March 28, 2015 10:44 am
Strengthened by previous positive vibes from the European Union, the Government of Sri Lanka has started the process to regain the generalised system of preferences plus (GSP Plus) status, according to an official statement.
An eight-member EU Trade Working Group (TWG), a senior delegation on GSP Plus led by a very senior trade official of EU, held discussions with Sri Lankan officials this week, in Colombo.
The EU-Sri Lanka Working Group on Trade and Economic Cooperation was held in a “friendly and constructive atmosphere”. It was co-chaired by RDS Kumararatne, director general of commerce, for Sri Lanka and Marc Vanheukelen, director, European Commission directorate general for trade, for the EU.
The joint statement issued at the end of the meeting said: “Sri Lanka and the EU discussed issues related to promoting bilateral trade and investment. In particular they started the process that may lead to the re-admission of Sri Lanka to the status of GSP Plus under the European Union’s new GSP regulation. They also discussed bilateral matters related to investment facilities, import duties and fishery exports from Sri Lanka to the EU.”
“The EU and Sri Lanka also reviewed progress in the WTO Doha Development Agenda negotiations and expressed their hope that the Trade Facilitation Agreement would enter into force at the 10th WTO Ministerial Conference in December 2015,” the statement added.
The statement said European Union is favourably considering Sri Lanka’s proposal for possible funding in the areas of trade-related capacity building and development support for SMEs’ trade competitiveness in regional and EU markets under EU’s Regional Programming for Asia Multiannual Indicative Programme 2014-2020.
Sri Lanka lost the GSP Plus status in 2010 due to the United Nations Human Rights Council (UNHRC) alleging violations of Human Rights during the civil war. Subsequently, when the EU evaluated Sri Lanka last year it found that the country was not adhering to 3 of the 27 international covenants that a country must abide to qualify for the consideration of GSP Plus.
However, based on a political commitment by the new Sri Lankan government, the EU will consider Sri Lanka’s case under a special monitoring process.
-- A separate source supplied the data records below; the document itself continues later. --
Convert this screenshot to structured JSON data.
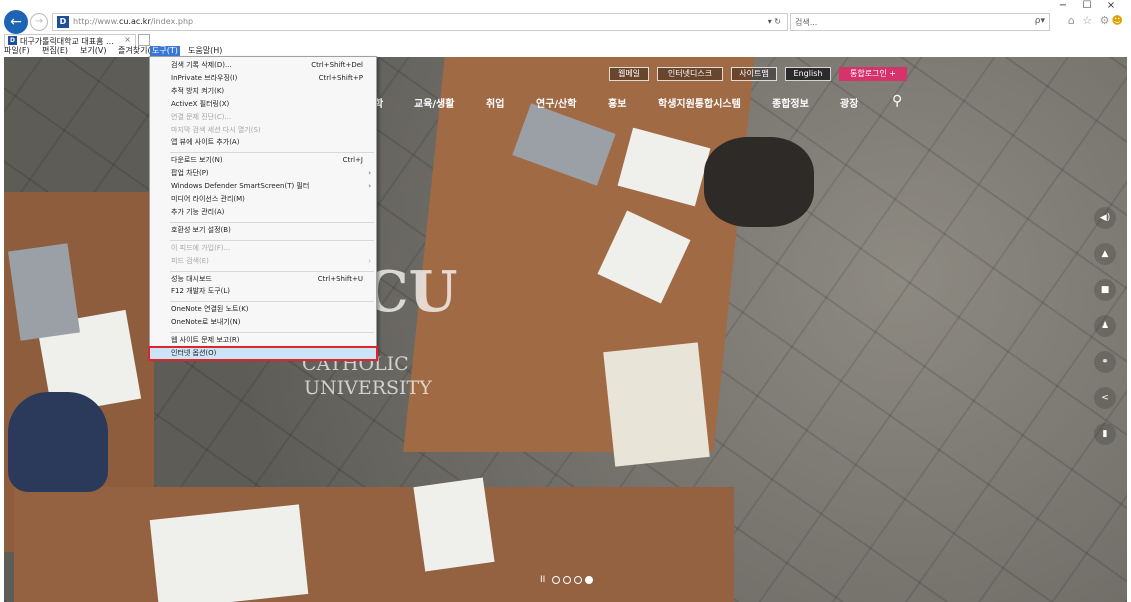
{
  "browser": {
    "address_url_prefix": "http://www.",
    "address_url_domain": "cu.ac.kr",
    "address_url_suffix": "/index.php",
    "favicon_letter": "D",
    "refresh_label": "▾ ↻",
    "search_placeholder": "검색...",
    "search_icon": "ρ▾",
    "tab_title": "대구가톨릭대학교 대표홈 ...",
    "tab_close": "×",
    "window_controls": [
      "−",
      "☐",
      "×"
    ],
    "toolbar_icons": "⌂ ☆ ⚙",
    "smiley": "☻"
  },
  "menubar": [
    {
      "label": "파일(F)"
    },
    {
      "label": "편집(E)"
    },
    {
      "label": "보기(V)"
    },
    {
      "label": "즐겨찾기(A)"
    },
    {
      "label": "도구(T)",
      "active": true
    },
    {
      "label": "도움말(H)"
    }
  ],
  "tools_menu": {
    "items": [
      {
        "label": "검색 기록 삭제(D)...",
        "shortcut": "Ctrl+Shift+Del"
      },
      {
        "label": "InPrivate 브라우징(I)",
        "shortcut": "Ctrl+Shift+P"
      },
      {
        "label": "추적 방지 켜기(K)"
      },
      {
        "label": "ActiveX 필터링(X)"
      },
      {
        "label": "연결 문제 진단(C)...",
        "disabled": true
      },
      {
        "label": "마지막 검색 세션 다시 열기(S)",
        "disabled": true
      },
      {
        "label": "앱 뷰에 사이트 추가(A)"
      },
      {
        "label": "다운로드 보기(N)",
        "shortcut": "Ctrl+J",
        "sep_before": true
      },
      {
        "label": "팝업 차단(P)",
        "submenu": true
      },
      {
        "label": "Windows Defender SmartScreen(T) 필터",
        "submenu": true
      },
      {
        "label": "미디어 라이선스 관리(M)"
      },
      {
        "label": "추가 기능 관리(A)"
      },
      {
        "label": "호환성 보기 설정(B)",
        "sep_before": true
      },
      {
        "label": "이 피드에 가입(F)...",
        "disabled": true,
        "sep_before": true
      },
      {
        "label": "피드 검색(E)",
        "disabled": true,
        "submenu": true
      },
      {
        "label": "성능 대시보드",
        "shortcut": "Ctrl+Shift+U",
        "sep_before": true
      },
      {
        "label": "F12 개발자 도구(L)"
      },
      {
        "label": "OneNote 연결된 노트(K)",
        "sep_before": true
      },
      {
        "label": "OneNote로 보내기(N)"
      },
      {
        "label": "웹 사이트 문제 보고(R)",
        "sep_before": true
      },
      {
        "label": "인터넷 옵션(O)",
        "highlighted": true
      }
    ]
  },
  "site": {
    "top_utils": [
      "웹메일",
      "인터넷디스크",
      "사이트맵",
      "English",
      "통합로그인 +"
    ],
    "gnb": [
      "학",
      "교육/생활",
      "취업",
      "연구/산학",
      "홍보",
      "학생지원통합시스템",
      "종합정보",
      "광장"
    ],
    "logo_cu": "CU",
    "logo_catholic": "CATHOLIC",
    "logo_university": "UNIVERSITY",
    "quick_icons": [
      "◀)",
      "▲",
      "■",
      "♟",
      "⚭",
      "<",
      "▮"
    ],
    "pager_pause": "II",
    "pager_total": 4,
    "pager_active_index": 3
  }
}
The full application process takes about 10 months. If the status is granted, Sri Lankan exports to the EU will attract lower or no duty.
Last week, Sri Lankan minister of industry and commerce Rishad Bathiudeen said that the country had lost considerable apparel revenue over the past few years as a result of losing GSP Plus. He said the recovery of GSP Plus would be a great step forward for the country’s competitive apparel sector and its global image.
The EU is Sri Lanka’s largest export market, accounting for one-fourth of all exports, of which garments constitute around 60 per cent. In 2014, Sri Lanka’s apparel exports to the EU increased by 10.5 per cent year-on-year to US$ 2.16 billion. (RKS)